(Stored entries)
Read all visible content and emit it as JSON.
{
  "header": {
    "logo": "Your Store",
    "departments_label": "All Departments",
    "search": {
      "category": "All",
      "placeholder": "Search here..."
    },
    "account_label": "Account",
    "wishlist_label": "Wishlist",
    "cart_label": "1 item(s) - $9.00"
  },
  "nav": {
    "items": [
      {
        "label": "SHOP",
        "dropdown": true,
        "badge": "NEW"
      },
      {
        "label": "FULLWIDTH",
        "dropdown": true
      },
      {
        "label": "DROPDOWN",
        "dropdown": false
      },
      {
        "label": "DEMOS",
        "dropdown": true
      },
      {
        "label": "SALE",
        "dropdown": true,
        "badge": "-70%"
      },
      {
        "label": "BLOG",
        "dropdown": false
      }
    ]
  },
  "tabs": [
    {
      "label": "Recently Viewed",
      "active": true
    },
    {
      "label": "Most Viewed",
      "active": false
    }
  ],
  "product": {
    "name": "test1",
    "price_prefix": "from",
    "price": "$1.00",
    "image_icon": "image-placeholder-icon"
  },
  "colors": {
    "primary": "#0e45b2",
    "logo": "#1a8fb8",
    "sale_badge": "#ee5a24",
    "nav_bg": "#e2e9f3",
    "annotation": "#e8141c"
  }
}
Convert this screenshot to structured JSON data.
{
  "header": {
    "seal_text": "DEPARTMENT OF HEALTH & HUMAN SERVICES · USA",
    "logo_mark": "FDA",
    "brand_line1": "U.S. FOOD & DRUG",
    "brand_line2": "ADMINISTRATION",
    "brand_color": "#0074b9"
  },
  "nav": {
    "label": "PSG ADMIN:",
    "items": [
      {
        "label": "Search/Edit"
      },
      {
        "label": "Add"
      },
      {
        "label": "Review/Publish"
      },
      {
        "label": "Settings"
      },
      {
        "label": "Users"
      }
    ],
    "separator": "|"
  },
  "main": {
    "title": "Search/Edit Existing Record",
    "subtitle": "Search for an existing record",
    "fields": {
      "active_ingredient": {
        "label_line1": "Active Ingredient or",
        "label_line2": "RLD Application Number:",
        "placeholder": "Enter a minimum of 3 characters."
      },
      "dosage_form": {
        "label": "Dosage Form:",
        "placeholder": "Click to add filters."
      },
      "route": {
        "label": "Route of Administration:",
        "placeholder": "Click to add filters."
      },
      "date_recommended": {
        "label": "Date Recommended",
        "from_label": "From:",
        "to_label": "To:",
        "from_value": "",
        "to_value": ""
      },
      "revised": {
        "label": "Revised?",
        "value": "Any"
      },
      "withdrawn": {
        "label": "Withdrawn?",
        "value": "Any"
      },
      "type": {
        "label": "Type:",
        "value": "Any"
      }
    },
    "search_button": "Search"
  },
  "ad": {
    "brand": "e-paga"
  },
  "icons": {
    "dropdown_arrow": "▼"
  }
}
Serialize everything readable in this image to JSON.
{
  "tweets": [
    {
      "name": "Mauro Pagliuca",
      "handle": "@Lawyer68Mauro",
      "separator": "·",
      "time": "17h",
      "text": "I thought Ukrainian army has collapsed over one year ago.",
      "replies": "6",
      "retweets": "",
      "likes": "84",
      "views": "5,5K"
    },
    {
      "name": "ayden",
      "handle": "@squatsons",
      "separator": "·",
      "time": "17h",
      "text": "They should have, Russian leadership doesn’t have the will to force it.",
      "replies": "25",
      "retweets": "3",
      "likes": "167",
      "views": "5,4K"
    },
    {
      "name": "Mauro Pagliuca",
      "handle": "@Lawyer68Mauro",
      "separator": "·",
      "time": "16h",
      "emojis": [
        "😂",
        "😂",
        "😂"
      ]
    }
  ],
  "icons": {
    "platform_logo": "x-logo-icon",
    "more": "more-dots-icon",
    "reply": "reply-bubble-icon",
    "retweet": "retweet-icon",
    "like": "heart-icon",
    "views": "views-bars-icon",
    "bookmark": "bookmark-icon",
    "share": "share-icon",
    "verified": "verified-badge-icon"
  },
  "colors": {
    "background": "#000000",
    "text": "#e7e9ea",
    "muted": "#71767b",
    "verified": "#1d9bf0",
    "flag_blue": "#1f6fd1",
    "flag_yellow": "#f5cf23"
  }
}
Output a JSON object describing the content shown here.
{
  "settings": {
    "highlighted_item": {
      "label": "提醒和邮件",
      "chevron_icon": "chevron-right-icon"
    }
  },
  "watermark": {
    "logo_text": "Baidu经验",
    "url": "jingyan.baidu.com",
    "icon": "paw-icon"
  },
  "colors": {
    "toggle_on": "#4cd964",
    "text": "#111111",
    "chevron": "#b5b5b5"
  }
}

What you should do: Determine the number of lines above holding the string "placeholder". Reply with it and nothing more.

Worked solution: 5